Problem details – Scan the records and identify every line in which the string "data" occurs, then return those lines.

Segment Start: Source material

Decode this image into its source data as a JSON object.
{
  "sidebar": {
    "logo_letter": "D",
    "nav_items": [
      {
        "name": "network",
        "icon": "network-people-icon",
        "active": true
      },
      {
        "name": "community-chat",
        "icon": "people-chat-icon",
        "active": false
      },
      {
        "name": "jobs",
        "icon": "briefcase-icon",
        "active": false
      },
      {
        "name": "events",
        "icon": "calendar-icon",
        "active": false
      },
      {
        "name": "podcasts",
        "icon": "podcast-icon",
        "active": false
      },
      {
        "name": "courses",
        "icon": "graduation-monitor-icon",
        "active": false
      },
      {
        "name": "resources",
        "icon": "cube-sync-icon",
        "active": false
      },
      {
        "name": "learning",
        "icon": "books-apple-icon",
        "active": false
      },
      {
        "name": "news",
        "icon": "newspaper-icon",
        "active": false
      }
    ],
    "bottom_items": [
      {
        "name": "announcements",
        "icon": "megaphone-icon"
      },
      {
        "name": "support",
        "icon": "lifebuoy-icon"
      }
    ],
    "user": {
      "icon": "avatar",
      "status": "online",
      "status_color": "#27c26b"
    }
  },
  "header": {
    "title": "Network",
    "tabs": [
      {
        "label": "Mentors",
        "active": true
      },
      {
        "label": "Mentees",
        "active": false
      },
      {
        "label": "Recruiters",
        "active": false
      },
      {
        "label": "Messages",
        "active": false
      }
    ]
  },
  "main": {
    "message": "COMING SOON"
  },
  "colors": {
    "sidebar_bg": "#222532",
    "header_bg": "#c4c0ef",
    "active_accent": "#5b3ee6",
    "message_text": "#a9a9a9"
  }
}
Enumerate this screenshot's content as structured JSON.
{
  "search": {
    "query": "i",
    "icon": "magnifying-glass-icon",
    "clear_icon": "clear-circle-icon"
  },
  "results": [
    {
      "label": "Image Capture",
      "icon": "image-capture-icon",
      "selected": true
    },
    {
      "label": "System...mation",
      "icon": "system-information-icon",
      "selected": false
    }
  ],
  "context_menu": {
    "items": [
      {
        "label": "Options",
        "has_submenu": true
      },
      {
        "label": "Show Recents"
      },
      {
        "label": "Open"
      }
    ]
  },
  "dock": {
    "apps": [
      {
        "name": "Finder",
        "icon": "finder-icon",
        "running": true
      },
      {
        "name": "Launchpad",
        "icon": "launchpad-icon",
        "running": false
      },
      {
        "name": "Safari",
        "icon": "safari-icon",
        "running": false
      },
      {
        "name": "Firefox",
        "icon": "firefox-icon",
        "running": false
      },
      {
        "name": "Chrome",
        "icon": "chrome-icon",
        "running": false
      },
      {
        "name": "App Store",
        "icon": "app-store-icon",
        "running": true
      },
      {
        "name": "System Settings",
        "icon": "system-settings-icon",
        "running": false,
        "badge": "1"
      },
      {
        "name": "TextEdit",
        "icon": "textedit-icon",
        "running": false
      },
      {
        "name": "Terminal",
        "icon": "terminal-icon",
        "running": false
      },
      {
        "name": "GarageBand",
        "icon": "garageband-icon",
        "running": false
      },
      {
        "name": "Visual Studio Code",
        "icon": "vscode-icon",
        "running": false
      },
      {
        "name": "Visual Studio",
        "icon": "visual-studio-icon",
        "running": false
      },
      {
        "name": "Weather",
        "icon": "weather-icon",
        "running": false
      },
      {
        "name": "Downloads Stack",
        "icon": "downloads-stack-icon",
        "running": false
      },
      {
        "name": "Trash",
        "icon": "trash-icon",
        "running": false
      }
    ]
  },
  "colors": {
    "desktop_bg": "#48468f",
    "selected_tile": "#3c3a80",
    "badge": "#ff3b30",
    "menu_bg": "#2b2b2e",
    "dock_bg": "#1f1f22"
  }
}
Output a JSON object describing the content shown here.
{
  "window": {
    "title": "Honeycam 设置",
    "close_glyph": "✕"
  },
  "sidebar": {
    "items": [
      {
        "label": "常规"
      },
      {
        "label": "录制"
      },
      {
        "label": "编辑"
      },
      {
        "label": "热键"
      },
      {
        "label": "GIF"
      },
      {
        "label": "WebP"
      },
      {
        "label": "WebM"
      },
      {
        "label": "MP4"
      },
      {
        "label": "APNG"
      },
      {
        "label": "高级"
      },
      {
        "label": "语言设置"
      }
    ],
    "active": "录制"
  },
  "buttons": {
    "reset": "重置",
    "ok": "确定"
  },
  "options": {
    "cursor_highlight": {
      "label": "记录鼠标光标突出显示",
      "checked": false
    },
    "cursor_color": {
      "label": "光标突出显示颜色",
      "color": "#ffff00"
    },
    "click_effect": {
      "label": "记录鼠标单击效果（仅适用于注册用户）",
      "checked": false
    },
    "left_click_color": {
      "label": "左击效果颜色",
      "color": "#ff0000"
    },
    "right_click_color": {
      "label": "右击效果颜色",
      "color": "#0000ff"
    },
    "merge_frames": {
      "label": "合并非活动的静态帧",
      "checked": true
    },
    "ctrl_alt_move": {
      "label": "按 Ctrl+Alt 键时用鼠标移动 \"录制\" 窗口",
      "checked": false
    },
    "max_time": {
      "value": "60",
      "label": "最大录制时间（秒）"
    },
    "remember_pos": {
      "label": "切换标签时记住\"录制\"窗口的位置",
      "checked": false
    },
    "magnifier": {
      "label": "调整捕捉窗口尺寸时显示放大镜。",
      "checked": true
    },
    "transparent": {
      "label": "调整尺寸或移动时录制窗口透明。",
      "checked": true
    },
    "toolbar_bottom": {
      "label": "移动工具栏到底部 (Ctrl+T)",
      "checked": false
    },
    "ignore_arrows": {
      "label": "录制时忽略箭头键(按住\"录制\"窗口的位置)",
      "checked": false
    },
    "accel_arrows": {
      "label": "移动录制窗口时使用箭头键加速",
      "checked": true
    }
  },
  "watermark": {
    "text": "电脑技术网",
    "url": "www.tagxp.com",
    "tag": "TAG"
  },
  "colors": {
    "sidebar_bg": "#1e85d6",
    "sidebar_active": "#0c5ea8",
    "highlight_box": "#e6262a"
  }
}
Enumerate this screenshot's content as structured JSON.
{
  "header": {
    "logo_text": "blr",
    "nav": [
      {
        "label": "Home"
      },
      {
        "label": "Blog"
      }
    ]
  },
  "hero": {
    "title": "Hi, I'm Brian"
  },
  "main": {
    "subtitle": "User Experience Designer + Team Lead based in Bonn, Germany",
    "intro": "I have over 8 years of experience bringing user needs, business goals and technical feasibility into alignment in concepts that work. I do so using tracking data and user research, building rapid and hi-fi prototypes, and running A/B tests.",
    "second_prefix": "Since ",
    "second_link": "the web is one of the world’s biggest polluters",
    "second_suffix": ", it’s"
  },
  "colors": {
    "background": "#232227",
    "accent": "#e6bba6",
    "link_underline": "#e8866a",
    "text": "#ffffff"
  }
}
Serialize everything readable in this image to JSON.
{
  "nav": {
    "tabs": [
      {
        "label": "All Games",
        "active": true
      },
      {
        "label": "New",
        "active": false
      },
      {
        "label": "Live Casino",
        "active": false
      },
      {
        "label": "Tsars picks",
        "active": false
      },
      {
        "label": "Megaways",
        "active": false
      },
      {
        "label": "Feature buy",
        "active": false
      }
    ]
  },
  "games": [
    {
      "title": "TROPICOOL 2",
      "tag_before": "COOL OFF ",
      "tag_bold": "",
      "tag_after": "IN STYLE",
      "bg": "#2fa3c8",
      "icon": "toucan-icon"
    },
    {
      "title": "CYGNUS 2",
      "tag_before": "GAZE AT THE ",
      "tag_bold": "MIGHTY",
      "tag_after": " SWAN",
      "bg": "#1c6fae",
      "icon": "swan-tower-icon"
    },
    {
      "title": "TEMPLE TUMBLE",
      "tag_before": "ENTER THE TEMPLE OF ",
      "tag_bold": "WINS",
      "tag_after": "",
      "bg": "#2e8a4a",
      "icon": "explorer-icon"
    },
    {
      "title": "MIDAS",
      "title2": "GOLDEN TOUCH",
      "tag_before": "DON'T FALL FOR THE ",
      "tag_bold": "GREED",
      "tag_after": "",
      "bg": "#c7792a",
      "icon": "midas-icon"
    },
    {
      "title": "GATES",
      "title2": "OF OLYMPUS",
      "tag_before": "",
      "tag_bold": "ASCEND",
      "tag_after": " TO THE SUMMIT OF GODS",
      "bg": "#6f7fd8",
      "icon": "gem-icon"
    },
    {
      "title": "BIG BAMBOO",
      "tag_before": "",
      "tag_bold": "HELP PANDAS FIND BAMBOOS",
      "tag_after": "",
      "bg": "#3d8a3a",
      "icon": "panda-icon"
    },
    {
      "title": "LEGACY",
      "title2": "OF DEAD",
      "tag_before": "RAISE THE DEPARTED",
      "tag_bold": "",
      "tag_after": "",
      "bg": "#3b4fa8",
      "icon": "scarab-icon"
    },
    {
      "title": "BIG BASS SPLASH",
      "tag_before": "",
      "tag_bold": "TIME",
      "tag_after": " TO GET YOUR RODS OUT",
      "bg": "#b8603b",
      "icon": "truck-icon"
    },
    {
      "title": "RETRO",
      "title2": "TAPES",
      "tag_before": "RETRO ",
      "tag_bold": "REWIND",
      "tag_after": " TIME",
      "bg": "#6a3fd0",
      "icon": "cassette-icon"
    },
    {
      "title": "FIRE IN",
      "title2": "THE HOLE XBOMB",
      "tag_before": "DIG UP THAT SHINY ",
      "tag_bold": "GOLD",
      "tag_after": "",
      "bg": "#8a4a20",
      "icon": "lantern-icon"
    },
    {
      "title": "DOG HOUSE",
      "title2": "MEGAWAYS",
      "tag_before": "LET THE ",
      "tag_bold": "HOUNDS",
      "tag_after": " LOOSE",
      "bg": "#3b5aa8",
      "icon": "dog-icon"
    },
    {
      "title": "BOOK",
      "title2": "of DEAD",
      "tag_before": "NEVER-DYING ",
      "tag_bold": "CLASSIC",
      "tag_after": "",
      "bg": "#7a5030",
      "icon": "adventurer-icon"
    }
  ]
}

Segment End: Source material

Output –
Decode this image into its source data as a JSON object.
    "intro": "I have over 8 years of experience bringing user needs, business goals and technical feasibility into alignment in concepts that work. I do so using tracking data and user research, building rapid and hi-fi prototypes, and running A/B tests.",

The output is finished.